Tags

Type your tag names separated by a space and hit enter

Bullying and smoking: Examining the relationships in Ontario adolescents.
J Sch Health 2006; 76(9):465-70JS

Abstract

Using data from the 2003 Ontario Student Drug Use Survey (Centre for Addiction and Mental Health, Toronto), the relationships between bullying and smoking in adolescents were examined. A representative sample of 3314 grade 7-12 students was included in the analysis. Models were adjusted for confounders identified in the current literature. Multinomial logistic regression showed that current smokers were more likely to be bullies than nonsmokers (relative risk ratio = 2.3, p < .001); being a current smoker was not associated with being a victim or a bully/victim (one who is both a bully and a victim). Moreover, gender was found to modify the effect of smoking on bullying status. Female smokers were more likely to be bullies and bully/victims than nonsmokers while there were no statistically significant differences for males. The associations between bullying status and smoking are consistent with those found in a multinational World Health Organization survey of adolescent health. Findings of the study suggested that girls were at much higher risk for involvement in bullying if they smoked, although girls were less frequently involved in bullying.

Authors+Show Affiliations

e.morris@utoronto.caNo affiliation info availableNo affiliation info available

Pub Type(s)

Journal Article

Language

eng

PubMed ID

17026640

Citation

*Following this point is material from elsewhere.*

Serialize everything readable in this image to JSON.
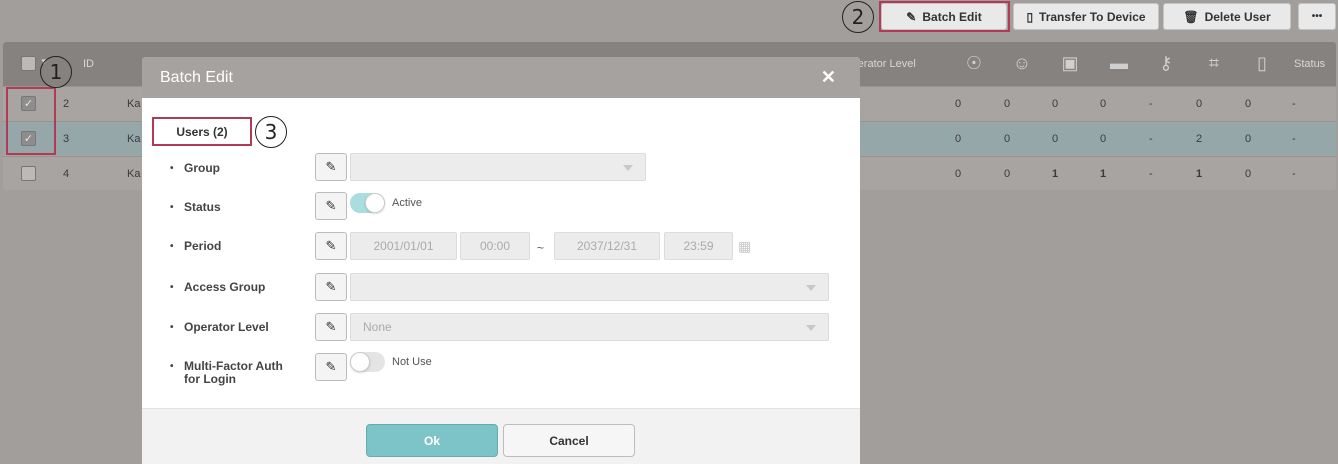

Morris, Erin B., et al. "Bullying and Smoking: Examining the Relationships in Ontario Adolescents." The Journal of School Health, vol. 76, no. 9, 2006, pp. 465-70.
Morris EB, Zhang B, Bondy SJ. Bullying and smoking: Examining the relationships in Ontario adolescents. J Sch Health. 2006;76(9):465-70.
Morris, E. B., Zhang, B., & Bondy, S. J. (2006). Bullying and smoking: Examining the relationships in Ontario adolescents. The Journal of School Health, 76(9), pp. 465-70.
Morris EB, Zhang B, Bondy SJ. Bullying and Smoking: Examining the Relationships in Ontario Adolescents. J Sch Health. 2006;76(9):465-70. PubMed PMID: 17026640.
* Article titles in AMA citation format should be in sentence-case
TY - JOUR T1 - Bullying and smoking: Examining the relationships in Ontario adolescents. AU - Morris,Erin B, AU - Zhang,Bo, AU - Bondy,Susan J, PY - 2006/10/10/pubmed PY - 2007/2/3/medline PY - 2006/10/10/entrez SP - 465 EP - 70 JF - The Journal of school health JO - J Sch Health VL - 76 IS - 9 N2 - Using data from the 2003 Ontario Student Drug Use Survey (Centre for Addiction and Mental Health, Toronto), the relationships between bullying and smoking in adolescents were examined. A representative sample of 3314 grade 7-12 students was included in the analysis. Models were adjusted for confounders identified in the current literature. Multinomial logistic regression showed that current smokers were more likely to be bullies than nonsmokers (relative risk ratio = 2.3, p < .001); being a current smoker was not associated with being a victim or a bully/victim (one who is both a bully and a victim). Moreover, gender was found to modify the effect of smoking on bullying status. Female smokers were more likely to be bullies and bully/victims than nonsmokers while there were no statistically significant differences for males. The associations between bullying status and smoking are consistent with those found in a multinational World Health Organization survey of adolescent health. Findings of the study suggested that girls were at much higher risk for involvement in bullying if they smoked, although girls were less frequently involved in bullying. SN - 0022-4391 UR - https://www.unboundmedicine.com/medline/citation/17026640/Bullying_and_smoking:_Examining_the_relationships_in_Ontario_adolescents_ L2 - https://doi.org/10.1111/j.1746-1561.2006.00143.x DB - PRIME DP - Unbound Medicine ER -